What’s worse, Snapchat has switched up how it pays for content. It used to offer upfront, advance payments that at least covered production costs. But starting in May, it shifted to an ad revenue sharing system. And after Snapchat laid off 7 percent of its workforce in March, some publishers have complained of a communications breakdown with the company. “At this moment, we have almost no reachable contact at Snap,” one publisher told New York. “Before the layoffs, about two or three months ago, we had Discover reps who would help us workshop tile copy and gave us feedback on performance. They are now essentially all gone and we get either radio silence or a delayed response. I think because they are so overwhelmed trying to make up for lost people.”

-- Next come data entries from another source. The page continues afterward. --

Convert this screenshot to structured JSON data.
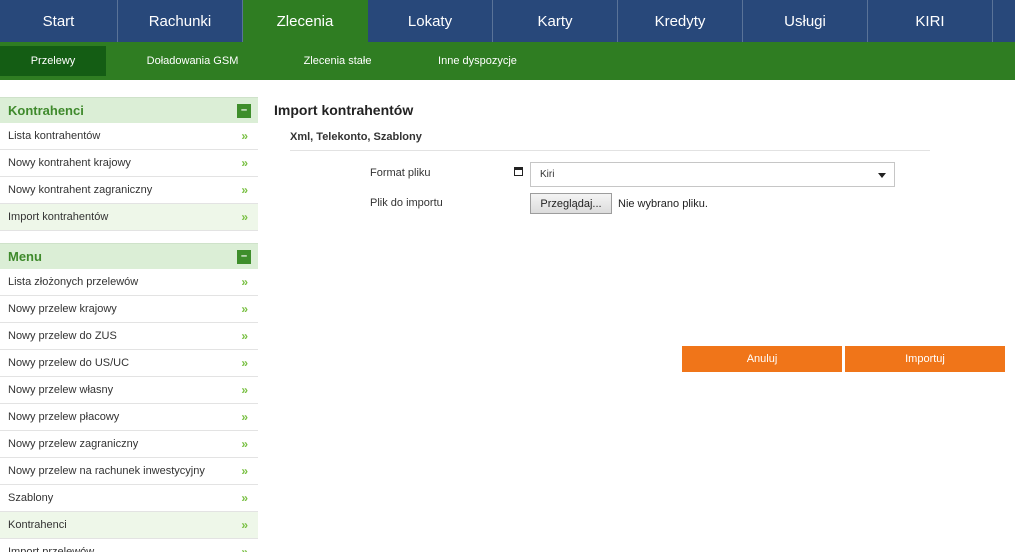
{
  "top_nav": {
    "items": [
      "Start",
      "Rachunki",
      "Zlecenia",
      "Lokaty",
      "Karty",
      "Kredyty",
      "Usługi",
      "KIRI"
    ],
    "active": "Zlecenia"
  },
  "sub_nav": {
    "items": [
      "Przelewy",
      "Doładowania GSM",
      "Zlecenia stałe",
      "Inne dyspozycje"
    ],
    "active": "Przelewy"
  },
  "sidebar": {
    "contractors_panel": {
      "title": "Kontrahenci",
      "collapse": "–",
      "items": [
        "Lista kontrahentów",
        "Nowy kontrahent krajowy",
        "Nowy kontrahent zagraniczny",
        "Import kontrahentów"
      ],
      "active": "Import kontrahentów"
    },
    "menu_panel": {
      "title": "Menu",
      "collapse": "–",
      "items": [
        "Lista złożonych przelewów",
        "Nowy przelew krajowy",
        "Nowy przelew do ZUS",
        "Nowy przelew do US/UC",
        "Nowy przelew własny",
        "Nowy przelew płacowy",
        "Nowy przelew zagraniczny",
        "Nowy przelew na rachunek inwestycyjny",
        "Szablony",
        "Kontrahenci",
        "Import przelewów"
      ],
      "active": "Kontrahenci"
    },
    "chevron": "»"
  },
  "main": {
    "title": "Import kontrahentów",
    "section": "Xml, Telekonto, Szablony",
    "format_label": "Format pliku",
    "format_value": "Kiri",
    "file_label": "Plik do importu",
    "browse_label": "Przeglądaj...",
    "file_status": "Nie wybrano pliku.",
    "cancel_label": "Anuluj",
    "import_label": "Importuj"
  },
  "colors": {
    "top_nav_bg": "#28487a",
    "active_green": "#2f7d22",
    "sub_active": "#145d14",
    "action_orange": "#f07519",
    "sidebar_header_bg": "#dbeed6"
  }
}
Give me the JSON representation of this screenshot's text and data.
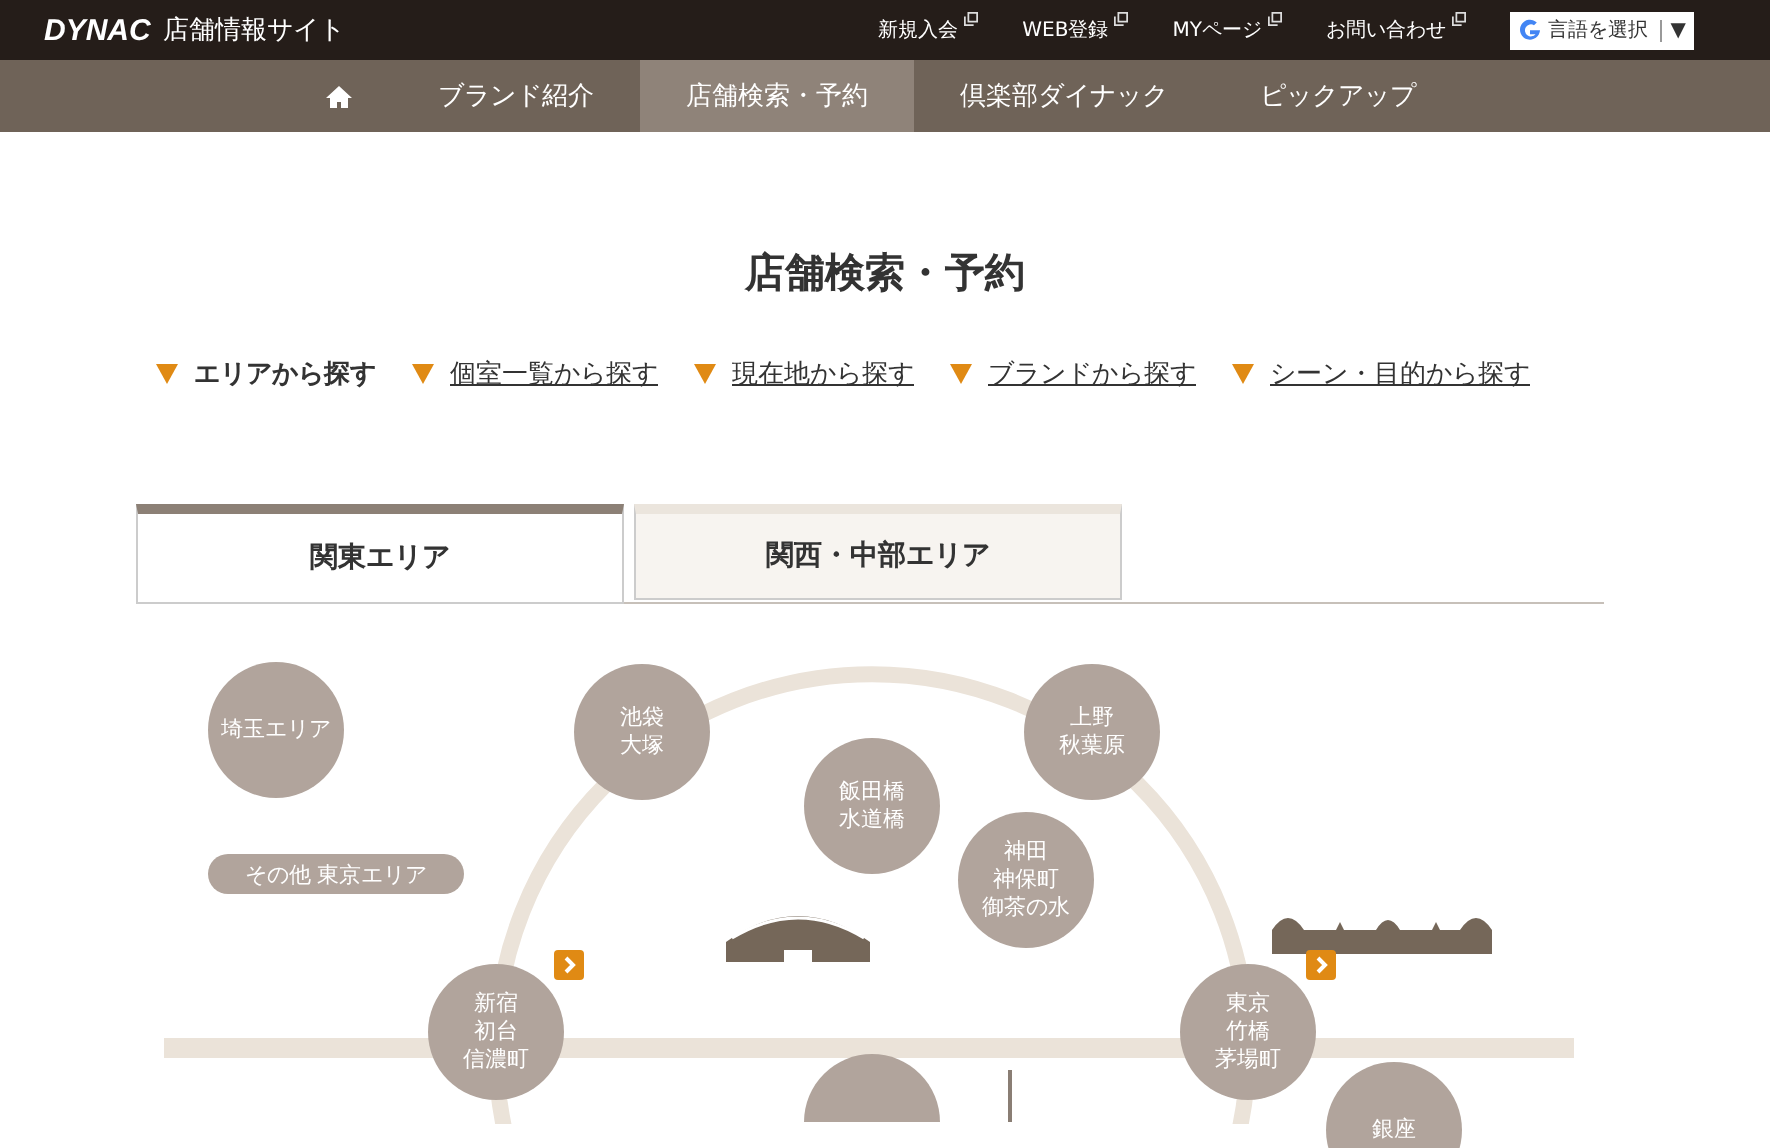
{
  "header": {
    "logo": "DYNAC",
    "site_title": "店舗情報サイト",
    "links": [
      {
        "label": "新規入会"
      },
      {
        "label": "WEB登録"
      },
      {
        "label": "MYページ"
      },
      {
        "label": "お問い合わせ"
      }
    ],
    "translate": {
      "label": "言語を選択",
      "arrow": "▼"
    }
  },
  "nav": [
    {
      "kind": "home",
      "selected": false
    },
    {
      "kind": "text",
      "label": "ブランド紹介",
      "selected": false
    },
    {
      "kind": "text",
      "label": "店舗検索・予約",
      "selected": true
    },
    {
      "kind": "text",
      "label": "倶楽部ダイナック",
      "selected": false
    },
    {
      "kind": "text",
      "label": "ピックアップ",
      "selected": false
    }
  ],
  "page_title": "店舗検索・予約",
  "search_modes": [
    {
      "label": "エリアから探す",
      "selected": true
    },
    {
      "label": "個室一覧から探す",
      "selected": false
    },
    {
      "label": "現在地から探す",
      "selected": false
    },
    {
      "label": "ブランドから探す",
      "selected": false
    },
    {
      "label": "シーン・目的から探す",
      "selected": false
    }
  ],
  "tabs": [
    {
      "label": "関東エリア",
      "selected": true
    },
    {
      "label": "関西・中部エリア",
      "selected": false
    }
  ],
  "map": {
    "areas": [
      {
        "lines": [
          "埼玉エリア"
        ],
        "more": false
      },
      {
        "lines": [
          "池袋",
          "大塚"
        ],
        "more": false
      },
      {
        "lines": [
          "上野",
          "秋葉原"
        ],
        "more": false
      },
      {
        "lines": [
          "飯田橋",
          "水道橋"
        ],
        "more": false
      },
      {
        "lines": [
          "神田",
          "神保町",
          "御茶の水"
        ],
        "more": false
      },
      {
        "lines": [
          "新宿",
          "初台",
          "信濃町"
        ],
        "more": true
      },
      {
        "lines": [
          "東京",
          "竹橋",
          "茅場町"
        ],
        "more": true
      },
      {
        "lines": [
          "銀座"
        ],
        "more": false
      }
    ],
    "other_area": "その他 東京エリア"
  }
}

Now, other publishers are following CNN’s lead. Conde Nast, for instance, recently announced it was shutting down its Snapchat channels for several of its magazines, though it plans to continue producing Snapchat content for Teen Vogue and Self.

And of course it’s worth mentioning that these are just the publishers that the app has officially partnered with — meaning they’re likely receiving preferential treatment. Smaller publishers who aren’t able to attract such attention don’t even get a cut of Snapchat’s advertising.

It’s not entirely uncommon for publishers to throw entire teams at Snapchat so they can produce exclusive content that isn’t found anywhere else. Given these recent developments, is it worth continuing this practice?

Unless your current efforts are already producing meaningful revenue or Snapchat offers to pay you in advance, I’d say it’s just not worth the investment.

That’s not to say you should completely abandon the app. An anonymous publisher recently explained to Digiday how their company approaches Snapchat:

Now we are thinking more and more about how we can utilize the non-exclusive content we make for other platforms for Snapchat, and vice versa. Vertical video is going to remain a huge focus for everyone, but because we’ve turned our Snapchat team into a multimedia team in the past year or so — and the content we make for Snapchat we can utilize in 20 different ways — we’re not going to feel as much of a loss.

The nice thing about the Stories format being cloned by virtually every other platform — from Instagram to Facebook to Whatsapp, to even Google search results — is that it’s much easier to repurpose content across multiple platforms, ensuring that you can squeeze more value out of single piece of content.

And Snapchat seems to have recognized that publishers aren’t able to invest as much resources into exclusive content. It launched a series of partnerships with media companies that would allow them to curate videos and images from Snapchat’s user-generated content, a move that should help cut down on production costs.

It also seems to be funding original content again. It announced a slate of episodic, scripted shows, and it appears to be producing these shows in-house. Such a move seems to a signal a Netflix-like approach to exclusive, premium content.

There’s no way to sugarcoat it: things don’t look good for Snapchat, and while it’s not unheard of for a struggling platform to pull itself out of a tailspin — Twitter’s recent comeback comes to mind — publishers need to prepare for the scenario in which ends up becoming the next Myspace, which is to say that they should prioritize their content production for platforms that are on a firmer footing.

Publishers aren’t charities, and they shouldn’t be in the habit of giving away free content without seeing some kind of return on their investment. The entire value proposition of the tech platforms is that they can drive value that can’t be found on a publisher’s own website. Once that value dries up, then it’s time to cut and run.

Simon Owens is a tech and media journalist living in Washington, DC. Follow him on Twitter, Facebook, or LinkedIn. Email him at For a full bio, go here.